The 2004 Ohio Section Award
Distinguished College or University Teaching of Mathematics
Presented at the spring
meeting of the Ohio Section of the
Mathematical Association of America
At the University of Cincinnati
On Friday, March 26, 2004
On behalf of the Ohio Section, I am happy to make the presentation of our 2004 award for distinguished college or university teaching of mathematics.
This year’s winner grew up in the Cincinnati
area and earned bachelor’s and master’s degrees in mathematics from Xavier
University. In 1963, after two years in
the Army Ordinance Corps, where his job involved teaching civilian Armory
directors how to program and operate computer-controlled machine tools, he
entered academia as an instructor of mathematics at the same university he now
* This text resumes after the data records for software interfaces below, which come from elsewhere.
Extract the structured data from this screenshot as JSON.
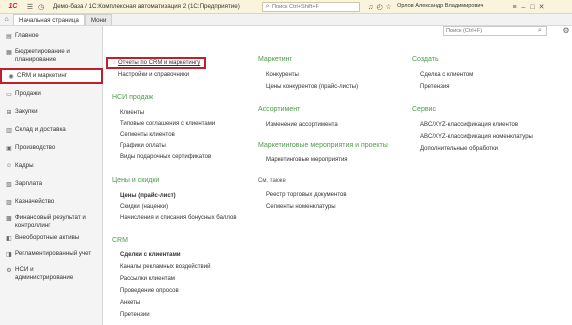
{
  "titlebar": {
    "logo": "1С",
    "title": "Демо-база / 1С:Комплексная автоматизация 2  (1С:Предприятие)",
    "search_placeholder": "Поиск Ctrl+Shift+F",
    "user": "Орлов Александр Владимирович"
  },
  "tabs": {
    "home": "Начальная страница",
    "second": "Мони"
  },
  "sidebar": {
    "items": [
      {
        "icon": "home",
        "label": "Главное"
      },
      {
        "icon": "budget",
        "label": "Бюджетирование и планирование"
      },
      {
        "icon": "crm",
        "label": "CRM и маркетинг"
      },
      {
        "icon": "sales",
        "label": "Продажи"
      },
      {
        "icon": "purchases",
        "label": "Закупки"
      },
      {
        "icon": "warehouse",
        "label": "Склад и доставка"
      },
      {
        "icon": "production",
        "label": "Производство"
      },
      {
        "icon": "hr",
        "label": "Кадры"
      },
      {
        "icon": "salary",
        "label": "Зарплата"
      },
      {
        "icon": "treasury",
        "label": "Казначейство"
      },
      {
        "icon": "finance",
        "label": "Финансовый результат и контроллинг"
      },
      {
        "icon": "assets",
        "label": "Внеоборотные активы"
      },
      {
        "icon": "accounting",
        "label": "Регламентированный учет"
      },
      {
        "icon": "admin",
        "label": "НСИ и администрирование"
      }
    ]
  },
  "content": {
    "search_placeholder": "Поиск (Ctrl+F)",
    "col1": {
      "top_links": [
        "Отчеты по CRM и маркетингу",
        "Настройки и справочники"
      ],
      "nsi_title": "НСИ продаж",
      "nsi_links": [
        "Клиенты",
        "Типовые соглашения с клиентами",
        "Сегменты клиентов",
        "Графики оплаты",
        "Виды подарочных сертификатов"
      ],
      "prices_title": "Цены и скидки",
      "prices_links": [
        "Цены (прайс-лист)",
        "Скидки (наценки)",
        "Начисления и списания бонусных баллов"
      ],
      "crm_title": "CRM",
      "crm_links": [
        "Сделки с клиентами",
        "Каналы рекламных воздействий",
        "Рассылки клиентам",
        "Проведение опросов",
        "Анкеты",
        "Претензии"
      ]
    },
    "col2": {
      "marketing_title": "Маркетинг",
      "marketing_links": [
        "Конкуренты",
        "Цены конкурентов (прайс-листы)"
      ],
      "assortment_title": "Ассортимент",
      "assortment_links": [
        "Изменение ассортимента"
      ],
      "events_title": "Маркетинговые мероприятия и проекты",
      "events_links": [
        "Маркетинговые мероприятия"
      ],
      "see_also": "См. также",
      "see_also_links": [
        "Реестр торговых документов",
        "Сегменты номенклатуры"
      ]
    },
    "col3": {
      "create_title": "Создать",
      "create_links": [
        "Сделка с клиентом",
        "Претензия"
      ],
      "service_title": "Сервис",
      "service_links": [
        "ABC/XYZ-классификация клиентов",
        "ABC/XYZ-классификация номенклатуры",
        "Дополнительные обработки"
      ]
    }
  },
  "colors": {
    "section_title": "#4f9a4b",
    "highlight": "#c0202c",
    "titlebar_bg": "#fbf4dd"
  }
}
serves as professor of mathematics. He
earned his Ph.D. from Case-Western Reserve University in 1971 having taken a two-year
leave to complete his dissertation on differential equations.
Over the past four decades, our awardee has taught a wide variety of courses in mathematics and computer science at both the undergraduate and graduate levels. According to his colleagues there is no question that he is his department’s champion at “both enthusiasm and completeness in his promulgation of mathematics.” They remark that he approaches each course with extraordinary zeal, that he is both complete and challenging and that his teaching is laced with just the right amount of humor. They also note that his course syllabi are legendary at his institution. In addition, our distinguished teacher has had an enormous impact on students through encouraging them to engage in mathematics beyond the classroom. In this regard a colleague notes that he is the undisputed champion of their department as he has coached more students in presenting talks and writing papers than the rest of the department combined.
Current and former students have high praise for his teaching effectiveness and fond memories of the time spent in his classes. They cite as major assets his energy, enthusiasm, organization, passion for mathematics and sense of humor. He has a reputation among them for being demanding but fair. One wrote that he “never underestimated a student’s ability, and didn’t let them work less than to their potential.” A former student indicated that our awardee showed her the process of thinking mathematically, not just the finished product of doing mathematics. She wrote “after all these years, I can still see him creating a table of numbers at the board, showing us how he found patterns, and giving us a peak into the mathematical mind. … He truly enjoyed his work. In his class I learned that I, too, could begin to think like a mathematician. Any anxiety vanished and my own enjoyment of mathematics began to take hold.”
This year’s awardee has also been an extremely active participant in the mathematical community at the state and national level. For example, he has served this Section as Program Committee Chair, President-Elect, President, Past-President, and Governor. However, it may be that he is best known for having as one colleague wrote
“ given a large portion of his life to posing problems for students of the world to work on.” Along these lines he has served as Ohio’s Regional Exam Coordinator for the AHSME, an American Mathematics Competitions Committee Member, an American Mathematics Competitions Panel Member, Chair of the MAA Committee on American Mathematics Competitions, Chair of the Committee for the AHSME and an International Mathematical Olympiad Volunteer and Coordinator.
Harold PuttMarch 26, 2004